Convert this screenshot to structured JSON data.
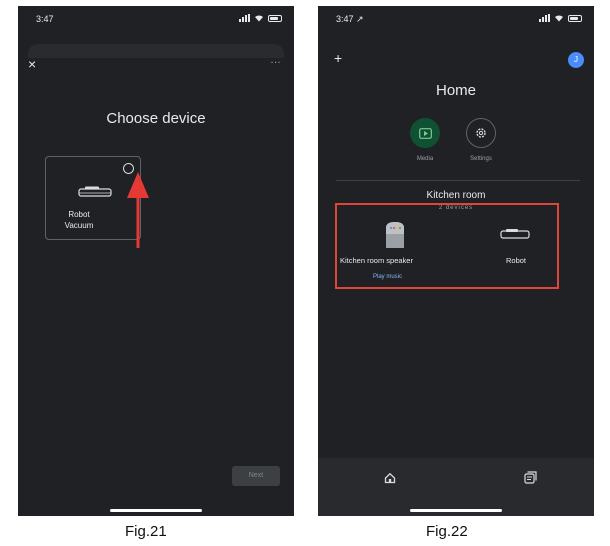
{
  "fig21": {
    "status_time": "3:47",
    "close_glyph": "×",
    "more_glyph": "…",
    "title": "Choose device",
    "device_card": {
      "line1": "Robot",
      "line2": "Vacuum",
      "selected": false
    },
    "next_label": "Next",
    "caption": "Fig.21",
    "annotation_color": "#e53935"
  },
  "fig22": {
    "status_time": "3:47 ↗",
    "plus_glyph": "+",
    "avatar_initial": "J",
    "title": "Home",
    "chips": [
      {
        "label": "Media",
        "icon": "media-play-icon"
      },
      {
        "label": "Settings",
        "icon": "gear-icon"
      }
    ],
    "room_title": "Kitchen room",
    "room_subtitle": "2 devices",
    "devices": [
      {
        "label": "Kitchen room speaker",
        "action": "Play music",
        "icon": "smart-speaker-icon"
      },
      {
        "label": "Robot",
        "icon": "robot-vacuum-icon"
      }
    ],
    "nav": [
      "home-icon",
      "feed-icon"
    ],
    "caption": "Fig.22",
    "highlight_color": "#e0453a",
    "accent_color": "#8ab4f8"
  }
}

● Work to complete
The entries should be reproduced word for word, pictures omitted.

● Response to the task
Convert this screenshot to structured JSON data.
{
  "fig21": {
    "status_time": "3:47",
    "close_glyph": "×",
    "more_glyph": "…",
    "title": "Choose device",
    "device_card": {
      "line1": "Robot",
      "line2": "Vacuum",
      "selected": false
    },
    "next_label": "Next",
    "caption": "Fig.21",
    "annotation_color": "#e53935"
  },
  "fig22": {
    "status_time": "3:47 ↗",
    "plus_glyph": "+",
    "avatar_initial": "J",
    "title": "Home",
    "chips": [
      {
        "label": "Media",
        "icon": "media-play-icon"
      },
      {
        "label": "Settings",
        "icon": "gear-icon"
      }
    ],
    "room_title": "Kitchen room",
    "room_subtitle": "2 devices",
    "devices": [
      {
        "label": "Kitchen room speaker",
        "action": "Play music",
        "icon": "smart-speaker-icon"
      },
      {
        "label": "Robot",
        "icon": "robot-vacuum-icon"
      }
    ],
    "nav": [
      "home-icon",
      "feed-icon"
    ],
    "caption": "Fig.22",
    "highlight_color": "#e0453a",
    "accent_color": "#8ab4f8"
  }
}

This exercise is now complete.